The Internal Dispute Resolution Regime of the United Nations

Gulati, Rishi (2011) The Internal Dispute Resolution Regime of the United Nations. Max Planck Yearbook of United Nations Law Online, 15 (1). pp. 489-538. ISSN 1875-7413

Full text not available from this repository. (Request a copy)

Abstract

Pursuant to General Assembly Resolution 59/283 dated 2 June 2005, the Secretary-General established the Redesign Panel on the United Nations system of administration of justice, which was charged with redesigning the system of the administration of justice at the UN. It was created to address the gravity of the issues that arose out of the immense challenges posed by the management of internal disputes at the UN. The Redesign Panel found that the system of internal justice at the UN was unprofessional, lacked independence, was ineffective, did not accord staff members their due process rights, and the staff had little confidence in the system. The UN is the body charged with the protection of the global order, and it is ironic that its internal justice system was found to be in manifest violation of the rights of its own employees. After years of efforts to reform the internal justice system, a new system of the administration of justice became operational at the UN on 1 July 2009. This paper discusses the establishment and the working of the newly established UN internal dispute resolution machinery. The paper is divided into three chapters. Chapter 1 sets out the context within which international administrative law works, and discusses two issues in particular, the rule of law and due process, and immunities. Chapter 2 deals with the old regime, and Chapter 3 deals with the newly established system. Chapter 2 and 3 not only discuss the working of the now abolished United Nations Administrative Tribunal, and the newly established United Nations Disputes Tribunal and United Nations Appeals Tribunal, but attempt to analyze the dispute resolution process from its very inception. The paper concludes that the newly established machinery at the UN is a genuine attempt to improve the internal dispute-resolution mechanism.
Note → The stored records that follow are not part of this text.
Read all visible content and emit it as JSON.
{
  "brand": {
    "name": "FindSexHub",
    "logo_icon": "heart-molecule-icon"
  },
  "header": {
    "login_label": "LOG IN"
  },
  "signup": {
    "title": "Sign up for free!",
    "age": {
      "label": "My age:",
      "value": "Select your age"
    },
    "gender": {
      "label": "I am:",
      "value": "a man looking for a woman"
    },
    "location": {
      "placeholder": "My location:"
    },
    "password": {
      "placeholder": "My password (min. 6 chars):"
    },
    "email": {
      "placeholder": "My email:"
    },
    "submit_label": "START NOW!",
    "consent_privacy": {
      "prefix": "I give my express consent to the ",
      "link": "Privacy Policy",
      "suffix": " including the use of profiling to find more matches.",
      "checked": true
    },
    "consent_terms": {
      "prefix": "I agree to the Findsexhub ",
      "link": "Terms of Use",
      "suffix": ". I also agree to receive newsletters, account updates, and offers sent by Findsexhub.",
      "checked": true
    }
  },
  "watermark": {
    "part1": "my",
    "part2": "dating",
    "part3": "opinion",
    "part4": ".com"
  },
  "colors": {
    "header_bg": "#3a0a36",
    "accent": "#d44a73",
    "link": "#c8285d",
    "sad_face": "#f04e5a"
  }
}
However, in addition to a change in the machinery and rules, attitudes of managers and relevant UN staff, including the Secretary-General must change if significant improvement in the manner in which internal disputes are handled at the UN is to be achieved.

Item Type: Article
Uncontrolled Keywords: sdg 16 - peace, justice and strong institutions ,/dk/atira/pure/sustainabledevelopmentgoals/peace_justice_and_strong_institutions
Faculty \ School: Faculty of Social Sciences > School of Law
Related URLs:
Depositing User: LivePure Connector
Date Deposited: 10 Jan 2023 10:32
Last Modified: 16 Jan 2023 01:53
URI: https://ueaeprints.uea.ac.uk/id/eprint/90510
DOI: 10.1163/18757413-90000076

Actions (login required)

View Item View Item